- **Directions for this task**: The entries that follow need to be retyped verbatim.

- **Provided records**:
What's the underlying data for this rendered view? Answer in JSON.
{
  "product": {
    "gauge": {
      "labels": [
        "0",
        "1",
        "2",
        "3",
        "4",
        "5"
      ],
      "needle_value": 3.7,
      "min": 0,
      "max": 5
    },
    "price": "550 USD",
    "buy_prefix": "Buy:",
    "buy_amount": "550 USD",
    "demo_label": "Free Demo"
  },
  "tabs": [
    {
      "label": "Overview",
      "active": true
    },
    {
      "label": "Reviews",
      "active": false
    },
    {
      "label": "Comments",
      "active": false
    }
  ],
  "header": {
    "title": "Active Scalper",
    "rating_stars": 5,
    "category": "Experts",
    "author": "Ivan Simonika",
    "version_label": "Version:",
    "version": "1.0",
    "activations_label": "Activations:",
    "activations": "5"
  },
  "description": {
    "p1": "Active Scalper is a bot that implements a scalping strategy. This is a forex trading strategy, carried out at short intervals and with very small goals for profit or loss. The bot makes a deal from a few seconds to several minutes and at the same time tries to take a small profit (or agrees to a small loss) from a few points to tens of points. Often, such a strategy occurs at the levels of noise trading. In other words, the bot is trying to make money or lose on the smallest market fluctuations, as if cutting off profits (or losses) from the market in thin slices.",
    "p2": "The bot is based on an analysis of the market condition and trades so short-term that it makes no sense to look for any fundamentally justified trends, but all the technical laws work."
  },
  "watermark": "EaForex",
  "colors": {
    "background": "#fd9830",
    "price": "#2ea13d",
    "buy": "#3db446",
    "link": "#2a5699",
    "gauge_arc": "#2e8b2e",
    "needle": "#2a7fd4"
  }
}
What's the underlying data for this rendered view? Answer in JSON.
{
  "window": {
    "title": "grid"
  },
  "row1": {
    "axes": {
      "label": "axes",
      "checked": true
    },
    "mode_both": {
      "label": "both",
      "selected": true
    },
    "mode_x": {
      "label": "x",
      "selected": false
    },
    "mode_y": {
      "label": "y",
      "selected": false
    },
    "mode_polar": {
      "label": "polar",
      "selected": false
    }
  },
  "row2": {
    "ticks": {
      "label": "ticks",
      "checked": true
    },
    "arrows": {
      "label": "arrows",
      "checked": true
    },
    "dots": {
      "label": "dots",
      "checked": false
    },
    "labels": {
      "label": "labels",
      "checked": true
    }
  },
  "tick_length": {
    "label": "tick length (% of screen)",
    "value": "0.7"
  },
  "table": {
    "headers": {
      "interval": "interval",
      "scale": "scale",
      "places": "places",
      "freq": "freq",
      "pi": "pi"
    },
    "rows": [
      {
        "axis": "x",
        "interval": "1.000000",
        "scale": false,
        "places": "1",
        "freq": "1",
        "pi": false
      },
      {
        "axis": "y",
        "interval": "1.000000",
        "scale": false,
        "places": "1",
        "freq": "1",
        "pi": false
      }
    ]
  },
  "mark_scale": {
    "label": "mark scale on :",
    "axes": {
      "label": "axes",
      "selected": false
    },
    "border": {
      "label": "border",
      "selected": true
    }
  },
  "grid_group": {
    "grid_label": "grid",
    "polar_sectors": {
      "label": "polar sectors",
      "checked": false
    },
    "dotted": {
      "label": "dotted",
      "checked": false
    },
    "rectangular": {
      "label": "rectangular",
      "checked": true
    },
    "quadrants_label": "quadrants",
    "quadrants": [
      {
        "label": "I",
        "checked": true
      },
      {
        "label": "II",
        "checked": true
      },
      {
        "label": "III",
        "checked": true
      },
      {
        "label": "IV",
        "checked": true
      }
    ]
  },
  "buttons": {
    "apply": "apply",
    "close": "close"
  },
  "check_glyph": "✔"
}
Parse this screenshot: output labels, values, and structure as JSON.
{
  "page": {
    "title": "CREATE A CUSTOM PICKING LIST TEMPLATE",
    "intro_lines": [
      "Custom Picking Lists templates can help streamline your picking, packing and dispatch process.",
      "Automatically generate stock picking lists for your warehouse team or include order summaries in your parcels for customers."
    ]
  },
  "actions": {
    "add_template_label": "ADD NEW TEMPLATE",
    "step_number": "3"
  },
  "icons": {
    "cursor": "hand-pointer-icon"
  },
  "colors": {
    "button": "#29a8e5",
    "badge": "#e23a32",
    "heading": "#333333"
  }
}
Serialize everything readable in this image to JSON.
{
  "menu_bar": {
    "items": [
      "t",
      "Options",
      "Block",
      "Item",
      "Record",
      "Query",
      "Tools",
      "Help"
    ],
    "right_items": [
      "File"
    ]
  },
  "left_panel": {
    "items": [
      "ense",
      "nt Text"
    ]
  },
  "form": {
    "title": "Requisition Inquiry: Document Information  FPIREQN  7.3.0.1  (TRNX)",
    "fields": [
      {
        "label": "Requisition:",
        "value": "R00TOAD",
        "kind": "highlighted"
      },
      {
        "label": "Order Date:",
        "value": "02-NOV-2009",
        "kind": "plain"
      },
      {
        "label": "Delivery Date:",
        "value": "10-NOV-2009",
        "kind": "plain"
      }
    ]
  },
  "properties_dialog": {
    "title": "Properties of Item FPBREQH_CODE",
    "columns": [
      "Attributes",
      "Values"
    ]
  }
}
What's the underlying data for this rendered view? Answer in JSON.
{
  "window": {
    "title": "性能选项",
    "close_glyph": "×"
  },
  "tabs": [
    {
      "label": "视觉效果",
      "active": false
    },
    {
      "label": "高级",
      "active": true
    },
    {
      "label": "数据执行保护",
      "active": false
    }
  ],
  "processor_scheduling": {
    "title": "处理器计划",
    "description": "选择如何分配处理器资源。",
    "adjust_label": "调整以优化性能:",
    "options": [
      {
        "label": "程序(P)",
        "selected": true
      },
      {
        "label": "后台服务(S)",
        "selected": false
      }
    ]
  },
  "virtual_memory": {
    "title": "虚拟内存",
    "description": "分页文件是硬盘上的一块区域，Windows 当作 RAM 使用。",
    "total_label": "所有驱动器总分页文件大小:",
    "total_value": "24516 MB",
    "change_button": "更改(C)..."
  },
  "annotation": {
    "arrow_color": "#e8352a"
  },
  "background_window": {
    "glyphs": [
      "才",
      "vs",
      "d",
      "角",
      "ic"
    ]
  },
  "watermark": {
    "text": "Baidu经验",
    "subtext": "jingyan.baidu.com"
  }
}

- **Result for this exercise**:
What's the underlying data for this rendered view? Answer in JSON.
{
  "product": {
    "gauge": {
      "labels": [
        "0",
        "1",
        "2",
        "3",
        "4",
        "5"
      ],
      "needle_value": 3.7,
      "min": 0,
      "max": 5
    },
    "price": "550 USD",
    "buy_prefix": "Buy:",
    "buy_amount": "550 USD",
    "demo_label": "Free Demo"
  },
  "tabs": [
    {
      "label": "Overview",
      "active": true
    },
    {
      "label": "Reviews",
      "active": false
    },
    {
      "label": "Comments",
      "active": false
    }
  ],
  "header": {
    "title": "Active Scalper",
    "rating_stars": 5,
    "category": "Experts",
    "author": "Ivan Simonika",
    "version_label": "Version:",
    "version": "1.0",
    "activations_label": "Activations:",
    "activations": "5"
  },
  "description": {
    "p1": "Active Scalper is a bot that implements a scalping strategy. This is a forex trading strategy, carried out at short intervals and with very small goals for profit or loss. The bot makes a deal from a few seconds to several minutes and at the same time tries to take a small profit (or agrees to a small loss) from a few points to tens of points. Often, such a strategy occurs at the levels of noise trading. In other words, the bot is trying to make money or lose on the smallest market fluctuations, as if cutting off profits (or losses) from the market in thin slices.",
    "p2": "The bot is based on an analysis of the market condition and trades so short-term that it makes no sense to look for any fundamentally justified trends, but all the technical laws work."
  },
  "watermark": "EaForex",
  "colors": {
    "background": "#fd9830",
    "price": "#2ea13d",
    "buy": "#3db446",
    "link": "#2a5699",
    "gauge_arc": "#2e8b2e",
    "needle": "#2a7fd4"
  }
}
What's the underlying data for this rendered view? Answer in JSON.
{
  "window": {
    "title": "grid"
  },
  "row1": {
    "axes": {
      "label": "axes",
      "checked": true
    },
    "mode_both": {
      "label": "both",
      "selected": true
    },
    "mode_x": {
      "label": "x",
      "selected": false
    },
    "mode_y": {
      "label": "y",
      "selected": false
    },
    "mode_polar": {
      "label": "polar",
      "selected": false
    }
  },
  "row2": {
    "ticks": {
      "label": "ticks",
      "checked": true
    },
    "arrows": {
      "label": "arrows",
      "checked": true
    },
    "dots": {
      "label": "dots",
      "checked": false
    },
    "labels": {
      "label": "labels",
      "checked": true
    }
  },
  "tick_length": {
    "label": "tick length (% of screen)",
    "value": "0.7"
  },
  "table": {
    "headers": {
      "interval": "interval",
      "scale": "scale",
      "places": "places",
      "freq": "freq",
      "pi": "pi"
    },
    "rows": [
      {
        "axis": "x",
        "interval": "1.000000",
        "scale": false,
        "places": "1",
        "freq": "1",
        "pi": false
      },
      {
        "axis": "y",
        "interval": "1.000000",
        "scale": false,
        "places": "1",
        "freq": "1",
        "pi": false
      }
    ]
  },
  "mark_scale": {
    "label": "mark scale on :",
    "axes": {
      "label": "axes",
      "selected": false
    },
    "border": {
      "label": "border",
      "selected": true
    }
  },
  "grid_group": {
    "grid_label": "grid",
    "polar_sectors": {
      "label": "polar sectors",
      "checked": false
    },
    "dotted": {
      "label": "dotted",
      "checked": false
    },
    "rectangular": {
      "label": "rectangular",
      "checked": true
    },
    "quadrants_label": "quadrants",
    "quadrants": [
      {
        "label": "I",
        "checked": true
      },
      {
        "label": "II",
        "checked": true
      },
      {
        "label": "III",
        "checked": true
      },
      {
        "label": "IV",
        "checked": true
      }
    ]
  },
  "buttons": {
    "apply": "apply",
    "close": "close"
  },
  "check_glyph": "✔"
}
Parse this screenshot: output labels, values, and structure as JSON.
{
  "page": {
    "title": "CREATE A CUSTOM PICKING LIST TEMPLATE",
    "intro_lines": [
      "Custom Picking Lists templates can help streamline your picking, packing and dispatch process.",
      "Automatically generate stock picking lists for your warehouse team or include order summaries in your parcels for customers."
    ]
  },
  "actions": {
    "add_template_label": "ADD NEW TEMPLATE",
    "step_number": "3"
  },
  "icons": {
    "cursor": "hand-pointer-icon"
  },
  "colors": {
    "button": "#29a8e5",
    "badge": "#e23a32",
    "heading": "#333333"
  }
}
Serialize everything readable in this image to JSON.
{
  "menu_bar": {
    "items": [
      "t",
      "Options",
      "Block",
      "Item",
      "Record",
      "Query",
      "Tools",
      "Help"
    ],
    "right_items": [
      "File"
    ]
  },
  "left_panel": {
    "items": [
      "ense",
      "nt Text"
    ]
  },
  "form": {
    "title": "Requisition Inquiry: Document Information  FPIREQN  7.3.0.1  (TRNX)",
    "fields": [
      {
        "label": "Requisition:",
        "value": "R00TOAD",
        "kind": "highlighted"
      },
      {
        "label": "Order Date:",
        "value": "02-NOV-2009",
        "kind": "plain"
      },
      {
        "label": "Delivery Date:",
        "value": "10-NOV-2009",
        "kind": "plain"
      }
    ]
  },
  "properties_dialog": {
    "title": "Properties of Item FPBREQH_CODE",
    "columns": [
      "Attributes",
      "Values"
    ]
  }
}
What's the underlying data for this rendered view? Answer in JSON.
{
  "window": {
    "title": "性能选项",
    "close_glyph": "×"
  },
  "tabs": [
    {
      "label": "视觉效果",
      "active": false
    },
    {
      "label": "高级",
      "active": true
    },
    {
      "label": "数据执行保护",
      "active": false
    }
  ],
  "processor_scheduling": {
    "title": "处理器计划",
    "description": "选择如何分配处理器资源。",
    "adjust_label": "调整以优化性能:",
    "options": [
      {
        "label": "程序(P)",
        "selected": true
      },
      {
        "label": "后台服务(S)",
        "selected": false
      }
    ]
  },
  "virtual_memory": {
    "title": "虚拟内存",
    "description": "分页文件是硬盘上的一块区域，Windows 当作 RAM 使用。",
    "total_label": "所有驱动器总分页文件大小:",
    "total_value": "24516 MB",
    "change_button": "更改(C)..."
  },
  "annotation": {
    "arrow_color": "#e8352a"
  },
  "background_window": {
    "glyphs": [
      "才",
      "vs",
      "d",
      "角",
      "ic"
    ]
  },
  "watermark": {
    "text": "Baidu经验",
    "subtext": "jingyan.baidu.com"
  }
}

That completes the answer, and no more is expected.